**** Dataset ****

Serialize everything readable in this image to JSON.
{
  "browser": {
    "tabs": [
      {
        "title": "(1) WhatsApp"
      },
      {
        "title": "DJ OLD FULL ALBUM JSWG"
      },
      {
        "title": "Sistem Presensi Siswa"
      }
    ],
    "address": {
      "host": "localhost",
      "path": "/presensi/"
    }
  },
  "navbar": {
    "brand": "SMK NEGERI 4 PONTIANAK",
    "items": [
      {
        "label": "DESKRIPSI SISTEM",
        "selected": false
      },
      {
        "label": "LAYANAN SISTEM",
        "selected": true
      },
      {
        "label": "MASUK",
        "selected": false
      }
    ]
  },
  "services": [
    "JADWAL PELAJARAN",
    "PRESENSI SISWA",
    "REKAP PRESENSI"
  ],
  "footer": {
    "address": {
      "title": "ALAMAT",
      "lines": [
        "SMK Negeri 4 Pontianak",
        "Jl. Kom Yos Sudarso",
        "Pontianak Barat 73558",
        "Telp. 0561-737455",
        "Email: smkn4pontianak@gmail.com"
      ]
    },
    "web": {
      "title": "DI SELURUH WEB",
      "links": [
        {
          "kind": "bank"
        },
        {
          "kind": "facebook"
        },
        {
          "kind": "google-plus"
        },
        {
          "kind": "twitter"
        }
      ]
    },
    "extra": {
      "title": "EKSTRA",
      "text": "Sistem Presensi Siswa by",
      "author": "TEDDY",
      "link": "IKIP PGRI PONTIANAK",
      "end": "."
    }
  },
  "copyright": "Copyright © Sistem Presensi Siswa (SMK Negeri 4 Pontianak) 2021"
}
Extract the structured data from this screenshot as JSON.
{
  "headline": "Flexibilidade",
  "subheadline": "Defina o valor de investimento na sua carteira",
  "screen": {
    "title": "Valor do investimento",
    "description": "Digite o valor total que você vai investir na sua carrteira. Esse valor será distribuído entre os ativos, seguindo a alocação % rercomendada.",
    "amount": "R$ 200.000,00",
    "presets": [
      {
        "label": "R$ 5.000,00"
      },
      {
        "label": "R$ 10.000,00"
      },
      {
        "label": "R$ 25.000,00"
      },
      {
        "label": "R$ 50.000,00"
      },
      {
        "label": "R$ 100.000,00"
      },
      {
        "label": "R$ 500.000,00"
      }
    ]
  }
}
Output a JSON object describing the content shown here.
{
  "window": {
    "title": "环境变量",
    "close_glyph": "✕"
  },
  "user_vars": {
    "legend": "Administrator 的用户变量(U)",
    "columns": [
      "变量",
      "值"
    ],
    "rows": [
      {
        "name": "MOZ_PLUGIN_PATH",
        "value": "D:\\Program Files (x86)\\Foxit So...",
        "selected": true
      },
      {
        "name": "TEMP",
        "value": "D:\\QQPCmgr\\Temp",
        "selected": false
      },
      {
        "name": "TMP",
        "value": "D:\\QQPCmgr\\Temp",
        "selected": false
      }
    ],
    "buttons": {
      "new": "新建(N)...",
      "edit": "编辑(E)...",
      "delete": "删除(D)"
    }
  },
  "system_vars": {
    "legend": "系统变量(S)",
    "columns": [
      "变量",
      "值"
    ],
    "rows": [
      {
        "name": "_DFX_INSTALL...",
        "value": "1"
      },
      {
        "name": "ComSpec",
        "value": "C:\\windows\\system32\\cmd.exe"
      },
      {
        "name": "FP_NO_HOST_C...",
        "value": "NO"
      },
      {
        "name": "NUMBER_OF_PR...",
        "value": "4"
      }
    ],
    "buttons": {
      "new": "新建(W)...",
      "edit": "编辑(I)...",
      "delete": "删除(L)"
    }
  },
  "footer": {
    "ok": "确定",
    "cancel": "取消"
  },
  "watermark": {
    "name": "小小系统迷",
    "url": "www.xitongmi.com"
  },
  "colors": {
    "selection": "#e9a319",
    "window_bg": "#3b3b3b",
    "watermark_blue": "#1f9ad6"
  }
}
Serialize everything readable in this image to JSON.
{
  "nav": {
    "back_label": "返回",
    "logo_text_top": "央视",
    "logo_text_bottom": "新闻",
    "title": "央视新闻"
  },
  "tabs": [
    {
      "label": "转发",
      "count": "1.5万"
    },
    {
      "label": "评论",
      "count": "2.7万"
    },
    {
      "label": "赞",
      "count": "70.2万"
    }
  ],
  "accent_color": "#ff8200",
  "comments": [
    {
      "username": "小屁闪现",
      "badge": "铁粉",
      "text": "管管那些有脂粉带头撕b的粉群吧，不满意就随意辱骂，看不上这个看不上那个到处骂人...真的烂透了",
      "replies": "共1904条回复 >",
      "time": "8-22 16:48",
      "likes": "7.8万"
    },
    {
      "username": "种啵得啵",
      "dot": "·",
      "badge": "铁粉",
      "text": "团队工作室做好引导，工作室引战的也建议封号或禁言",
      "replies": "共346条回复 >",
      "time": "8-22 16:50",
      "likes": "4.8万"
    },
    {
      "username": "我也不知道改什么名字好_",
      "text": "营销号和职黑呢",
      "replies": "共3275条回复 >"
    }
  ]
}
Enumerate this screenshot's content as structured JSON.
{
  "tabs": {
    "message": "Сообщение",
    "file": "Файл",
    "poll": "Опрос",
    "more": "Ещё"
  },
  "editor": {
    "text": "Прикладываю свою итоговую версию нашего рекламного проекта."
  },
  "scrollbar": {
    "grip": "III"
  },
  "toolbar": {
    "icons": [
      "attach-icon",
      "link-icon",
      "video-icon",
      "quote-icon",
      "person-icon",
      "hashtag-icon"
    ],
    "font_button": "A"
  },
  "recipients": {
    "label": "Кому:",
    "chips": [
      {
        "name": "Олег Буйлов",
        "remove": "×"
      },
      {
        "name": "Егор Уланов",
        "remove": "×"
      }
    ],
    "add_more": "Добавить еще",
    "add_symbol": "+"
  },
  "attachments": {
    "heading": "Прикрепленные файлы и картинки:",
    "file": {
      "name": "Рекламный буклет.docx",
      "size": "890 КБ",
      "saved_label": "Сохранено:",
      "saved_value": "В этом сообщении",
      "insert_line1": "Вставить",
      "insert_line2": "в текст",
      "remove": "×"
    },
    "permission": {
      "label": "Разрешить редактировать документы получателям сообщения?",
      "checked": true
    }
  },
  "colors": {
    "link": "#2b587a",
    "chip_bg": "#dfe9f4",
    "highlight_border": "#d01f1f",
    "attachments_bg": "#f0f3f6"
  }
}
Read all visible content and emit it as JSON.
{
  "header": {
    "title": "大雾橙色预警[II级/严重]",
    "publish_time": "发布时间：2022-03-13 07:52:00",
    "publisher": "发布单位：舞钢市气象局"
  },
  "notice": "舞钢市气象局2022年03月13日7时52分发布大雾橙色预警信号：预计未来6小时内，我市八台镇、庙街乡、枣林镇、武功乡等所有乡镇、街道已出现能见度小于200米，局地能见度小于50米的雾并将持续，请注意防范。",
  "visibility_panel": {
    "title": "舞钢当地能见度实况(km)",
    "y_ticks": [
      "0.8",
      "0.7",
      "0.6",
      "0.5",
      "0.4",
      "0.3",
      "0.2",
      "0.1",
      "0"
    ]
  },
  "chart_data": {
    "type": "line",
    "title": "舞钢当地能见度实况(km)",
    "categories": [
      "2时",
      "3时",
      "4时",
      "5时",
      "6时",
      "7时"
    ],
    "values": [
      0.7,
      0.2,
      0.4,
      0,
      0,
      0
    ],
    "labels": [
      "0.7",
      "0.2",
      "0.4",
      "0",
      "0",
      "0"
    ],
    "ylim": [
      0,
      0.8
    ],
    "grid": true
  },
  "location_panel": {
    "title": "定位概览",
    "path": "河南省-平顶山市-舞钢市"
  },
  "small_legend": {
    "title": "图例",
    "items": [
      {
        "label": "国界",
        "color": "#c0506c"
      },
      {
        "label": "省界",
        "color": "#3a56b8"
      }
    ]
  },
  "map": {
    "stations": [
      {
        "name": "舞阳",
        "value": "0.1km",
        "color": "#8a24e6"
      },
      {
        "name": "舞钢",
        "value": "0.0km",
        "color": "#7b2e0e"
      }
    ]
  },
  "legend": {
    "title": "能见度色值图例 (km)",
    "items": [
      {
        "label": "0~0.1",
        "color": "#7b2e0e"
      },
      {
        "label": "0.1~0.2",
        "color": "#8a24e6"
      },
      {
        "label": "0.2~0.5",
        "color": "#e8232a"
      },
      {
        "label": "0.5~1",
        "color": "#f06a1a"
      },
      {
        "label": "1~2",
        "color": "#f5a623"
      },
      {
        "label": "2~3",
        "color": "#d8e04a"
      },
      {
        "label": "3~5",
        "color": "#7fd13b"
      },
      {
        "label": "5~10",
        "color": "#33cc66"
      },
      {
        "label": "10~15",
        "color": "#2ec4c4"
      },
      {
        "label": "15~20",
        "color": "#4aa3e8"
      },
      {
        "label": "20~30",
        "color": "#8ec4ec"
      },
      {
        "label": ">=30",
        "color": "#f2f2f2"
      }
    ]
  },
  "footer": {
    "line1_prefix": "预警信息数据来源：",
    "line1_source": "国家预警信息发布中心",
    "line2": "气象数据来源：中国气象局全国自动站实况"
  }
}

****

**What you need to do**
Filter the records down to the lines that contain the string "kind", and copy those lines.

**Answer to this problem**
          "kind": "bank"
          "kind": "facebook"
          "kind": "google-plus"
          "kind": "twitter"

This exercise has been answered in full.